[[ MATERIALS PROVIDED, beginning ]]

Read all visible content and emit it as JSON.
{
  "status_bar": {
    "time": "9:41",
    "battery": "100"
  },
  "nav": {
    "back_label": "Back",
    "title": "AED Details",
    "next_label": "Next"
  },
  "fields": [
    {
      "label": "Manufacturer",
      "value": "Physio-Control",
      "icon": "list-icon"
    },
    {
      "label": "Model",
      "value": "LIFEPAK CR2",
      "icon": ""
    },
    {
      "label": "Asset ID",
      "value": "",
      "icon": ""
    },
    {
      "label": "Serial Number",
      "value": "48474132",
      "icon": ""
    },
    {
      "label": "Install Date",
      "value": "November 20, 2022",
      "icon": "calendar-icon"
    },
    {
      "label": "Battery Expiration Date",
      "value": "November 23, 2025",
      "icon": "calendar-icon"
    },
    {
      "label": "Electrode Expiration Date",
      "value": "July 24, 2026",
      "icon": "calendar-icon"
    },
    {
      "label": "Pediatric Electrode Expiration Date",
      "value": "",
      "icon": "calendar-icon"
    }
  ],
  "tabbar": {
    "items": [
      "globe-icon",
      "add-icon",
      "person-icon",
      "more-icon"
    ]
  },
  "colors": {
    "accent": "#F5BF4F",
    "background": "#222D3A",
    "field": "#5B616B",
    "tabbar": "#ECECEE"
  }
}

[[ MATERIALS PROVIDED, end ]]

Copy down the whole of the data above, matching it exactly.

● **EXERCISE SOLUTION**
Read all visible content and emit it as JSON.
{
  "status_bar": {
    "time": "9:41",
    "battery": "100"
  },
  "nav": {
    "back_label": "Back",
    "title": "AED Details",
    "next_label": "Next"
  },
  "fields": [
    {
      "label": "Manufacturer",
      "value": "Physio-Control",
      "icon": "list-icon"
    },
    {
      "label": "Model",
      "value": "LIFEPAK CR2",
      "icon": ""
    },
    {
      "label": "Asset ID",
      "value": "",
      "icon": ""
    },
    {
      "label": "Serial Number",
      "value": "48474132",
      "icon": ""
    },
    {
      "label": "Install Date",
      "value": "November 20, 2022",
      "icon": "calendar-icon"
    },
    {
      "label": "Battery Expiration Date",
      "value": "November 23, 2025",
      "icon": "calendar-icon"
    },
    {
      "label": "Electrode Expiration Date",
      "value": "July 24, 2026",
      "icon": "calendar-icon"
    },
    {
      "label": "Pediatric Electrode Expiration Date",
      "value": "",
      "icon": "calendar-icon"
    }
  ],
  "tabbar": {
    "items": [
      "globe-icon",
      "add-icon",
      "person-icon",
      "more-icon"
    ]
  },
  "colors": {
    "accent": "#F5BF4F",
    "background": "#222D3A",
    "field": "#5B616B",
    "tabbar": "#ECECEE"
  }
}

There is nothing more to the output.